DELAWARE COACH CO.
Rehearing Denied Feb. 3, 1950.
[45 Del. 228] William H. Foulk and Herbert L. Cobin, of Wilmington, for defendant below, plaintiff-in-error.
William H. Bennethum and Morton E. Evans (of Marvel & Morford), of Wilmington, for plaintiff below, defendant-in-error.
Before HARRINGTON, Chancellor, RICHARDS, C. J., TERRY, CAREY, LAYTON, JJ., and SEITZ, Vice Chancellor, sitting.
SEITZ, Vice Chancellor, delivering the opinion of the court.
Plaintiff (defendant-in-error) recovered a judgment against the defendant
The drama, insofar as here pertinent, commenced when the plaintiff boarded one of the defendant's north bound electric coaches at Seventh and Market Streets in Wilmington. While the coach was moving slowly and smoothly up Market Street, the plaintiff prepared to seat herself. She then described what took place in the following way: 'A. Why, I hadn't entirely released my hold of that stanchion, that last stanchion, but I was getting ready to turn around to sit down on that seat and before I could get entirely around or let go of the stanchion, I had loosened my grasp, I wasn't holding tightly (at this juncture the witness demonstrated by slapping her hands together). There was no sign of any slowing up, to my knowledge or perception. And just that--[45 Del. 229] putting on the brake as hard as he could put it on. I wondered. And I went to the floor like a ton of bricks.
'Q. Where did you end up? A. I ended on the floor, on my left side, facing the door.

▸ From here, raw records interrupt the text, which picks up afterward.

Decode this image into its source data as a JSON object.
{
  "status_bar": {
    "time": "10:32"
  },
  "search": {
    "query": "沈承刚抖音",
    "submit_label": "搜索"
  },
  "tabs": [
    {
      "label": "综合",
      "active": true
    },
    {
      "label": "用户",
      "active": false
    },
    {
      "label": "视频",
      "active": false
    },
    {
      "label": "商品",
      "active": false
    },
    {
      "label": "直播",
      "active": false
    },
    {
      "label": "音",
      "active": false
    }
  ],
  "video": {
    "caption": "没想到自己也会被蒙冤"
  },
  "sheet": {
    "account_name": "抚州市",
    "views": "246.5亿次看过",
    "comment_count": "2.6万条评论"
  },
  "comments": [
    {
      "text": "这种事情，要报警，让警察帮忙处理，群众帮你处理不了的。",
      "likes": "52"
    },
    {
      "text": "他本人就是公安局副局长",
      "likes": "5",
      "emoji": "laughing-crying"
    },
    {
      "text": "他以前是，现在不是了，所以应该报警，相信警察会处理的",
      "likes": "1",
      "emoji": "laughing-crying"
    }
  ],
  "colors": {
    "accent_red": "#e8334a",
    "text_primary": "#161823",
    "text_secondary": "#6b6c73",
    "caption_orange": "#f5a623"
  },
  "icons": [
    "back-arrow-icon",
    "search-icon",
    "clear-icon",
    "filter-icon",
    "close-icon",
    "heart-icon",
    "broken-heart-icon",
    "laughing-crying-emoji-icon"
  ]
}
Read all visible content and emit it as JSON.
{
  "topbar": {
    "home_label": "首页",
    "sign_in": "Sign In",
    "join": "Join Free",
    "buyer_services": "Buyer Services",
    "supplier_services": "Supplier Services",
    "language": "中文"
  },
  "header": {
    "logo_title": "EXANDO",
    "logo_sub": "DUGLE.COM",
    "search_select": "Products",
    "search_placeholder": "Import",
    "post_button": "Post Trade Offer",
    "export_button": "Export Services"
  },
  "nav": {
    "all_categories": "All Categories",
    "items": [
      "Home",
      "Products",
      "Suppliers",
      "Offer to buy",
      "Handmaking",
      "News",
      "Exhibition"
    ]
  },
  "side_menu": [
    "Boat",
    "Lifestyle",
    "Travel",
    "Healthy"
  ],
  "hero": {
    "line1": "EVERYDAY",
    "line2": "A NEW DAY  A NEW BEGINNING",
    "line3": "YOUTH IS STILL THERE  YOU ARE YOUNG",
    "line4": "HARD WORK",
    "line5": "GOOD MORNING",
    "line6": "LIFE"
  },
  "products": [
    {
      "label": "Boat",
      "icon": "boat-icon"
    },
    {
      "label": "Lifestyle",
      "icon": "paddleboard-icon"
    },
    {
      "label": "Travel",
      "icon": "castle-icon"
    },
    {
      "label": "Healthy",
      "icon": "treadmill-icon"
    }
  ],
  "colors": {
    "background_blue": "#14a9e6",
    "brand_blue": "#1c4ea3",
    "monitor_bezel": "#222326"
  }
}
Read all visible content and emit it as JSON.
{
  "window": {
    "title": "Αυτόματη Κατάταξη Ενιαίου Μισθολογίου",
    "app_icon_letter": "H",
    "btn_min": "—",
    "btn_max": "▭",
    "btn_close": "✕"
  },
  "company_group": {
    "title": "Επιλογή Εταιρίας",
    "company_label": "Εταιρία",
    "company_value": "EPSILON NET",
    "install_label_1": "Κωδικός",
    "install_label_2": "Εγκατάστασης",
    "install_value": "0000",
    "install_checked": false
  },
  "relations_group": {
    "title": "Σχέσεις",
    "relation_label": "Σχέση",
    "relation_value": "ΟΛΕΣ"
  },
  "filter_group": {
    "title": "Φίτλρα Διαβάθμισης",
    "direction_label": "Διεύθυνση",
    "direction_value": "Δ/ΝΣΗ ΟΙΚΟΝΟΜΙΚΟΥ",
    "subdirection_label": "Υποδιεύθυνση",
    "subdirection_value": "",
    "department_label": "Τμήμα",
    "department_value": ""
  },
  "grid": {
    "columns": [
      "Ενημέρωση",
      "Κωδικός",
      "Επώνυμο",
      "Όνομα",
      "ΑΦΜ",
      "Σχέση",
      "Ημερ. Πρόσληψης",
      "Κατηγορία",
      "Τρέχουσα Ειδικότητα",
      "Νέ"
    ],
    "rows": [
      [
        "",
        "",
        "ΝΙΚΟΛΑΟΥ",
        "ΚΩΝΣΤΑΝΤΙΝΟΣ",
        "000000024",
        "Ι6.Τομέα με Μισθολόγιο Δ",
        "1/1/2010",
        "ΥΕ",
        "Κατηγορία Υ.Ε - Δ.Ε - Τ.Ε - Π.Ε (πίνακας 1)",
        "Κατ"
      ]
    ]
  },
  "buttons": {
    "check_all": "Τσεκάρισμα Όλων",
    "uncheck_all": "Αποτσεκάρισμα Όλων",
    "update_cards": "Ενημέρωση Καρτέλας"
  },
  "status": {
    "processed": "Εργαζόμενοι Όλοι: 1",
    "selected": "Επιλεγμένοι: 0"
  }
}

'Q. You didn't fall right at the seat then, you traveled a distance? A. I jerked away from the seat. When you jerk you generally take a step, that you can't stand on your feet; my feet were taken from under me.
'Q. Where did your head finally land up with relation to the door? A. Right in front of the door. I heard a man say, 'Well, I thought she was going through the windshield.' But I landed right in front of the door.
'Q. You landed right in front of the door? A. Yes.'
At another point in her testimony she described the nature of the stop in the following language: 'A. Why, it was a very sudden stop, without any warning whatever or slowing down; it was just (at this juncture the witness demonstrated by slapping her hands together)--I didn't know what happened, until I heard him say just about taking the woman's wheel off.'
Plaintiff testified, that while lying on the floor, she heard the driver of the coach say "I had to do it, I had to do it or I would have taken that woman's wheel off."
Plaintiff said that while she lay on the floor facing towards the door she saw the front part of a car to which the driver presumably referred. It was touching the car ahead and both cars appeared to be roughly parallel to the curb. Plaintiff was referring to the cars in the parking spaces paralleling the curb on the east side of Market Street.
A passenger on the coach, testifying on behalf of plaintiff, said that 'The bus came to a very abrupt stop, just like he put his brakes all the way to the floor.' She testified that she was jarred [45 Del. 230] from her seat, thrown to her feet, and that she wound up against the bar behind the driver of the coach. She testified that she said to the driver "Oh, my, what has happened?", and he said he had to do it to keep from hitting somebody. This same witness also testified that she did not see any car pulling out from the curb.
Plaintiff rested her case after the introduction of the evidence here outlined, plus evidence of her injuries and expenses. Defendant's motion for a directed verdict was denied and defendant then proceeded with its evidence.
The first witness for the defendant was the driver of the coach. He testified that he was proceeding north on Market Street at a speed of between 8-10 miles per hour. He then testified as to what happened as follows: '* * * And when I reached the middle of the block, or about the middle of the block--in other words, between Braunstein's, or rather Bendheim's shoe store--there was an automobile parked on the side, and I saw this wheel attempting to come out and it went out and sort of drifted back again, like it couldn't get out,
to make a second attempt, and the next instant it come out again and I put my foot down on the brake; I had to keep from running into it.'
The same witness was also questioned in the following manner with respect to the car pulling out from the curb:
'Q. As you were approaching up to this point where this car was that moved out, and when you first saw her move out, could you tell anything at all as to whether or not she was--did you think at that time that she was going to move all the way out? A. Well, I thought she was making an attempt to come out. I thought she was trying to get out from the parking place.'
He testified on re-cross examination as follows: 'A. In other words, I tooted my horn twice; I tooted my horn the first time and she ignored it and she didn't look at me and that is when I figured she wasn't paying any attention to me.
[45 Del. 231] 'Q. You tooted the horn when you first saw her when you were eight or ten feet from her, is that right? A. That is right. I saw that wheel move, naturally I thought she was going to stay in there and not come out. The next time she made an attempt to come out, I had to stop.
'Q. When you tooted your horn the first time did you attempt to put your brake on? A. I didn't put it on right then, no, because I wasn't right up to her.'
A passenger on the coach called as a witness for defendant testified that after the coach stopped she saw a 'car extending out into the street, out into the side of the bus.' She also ...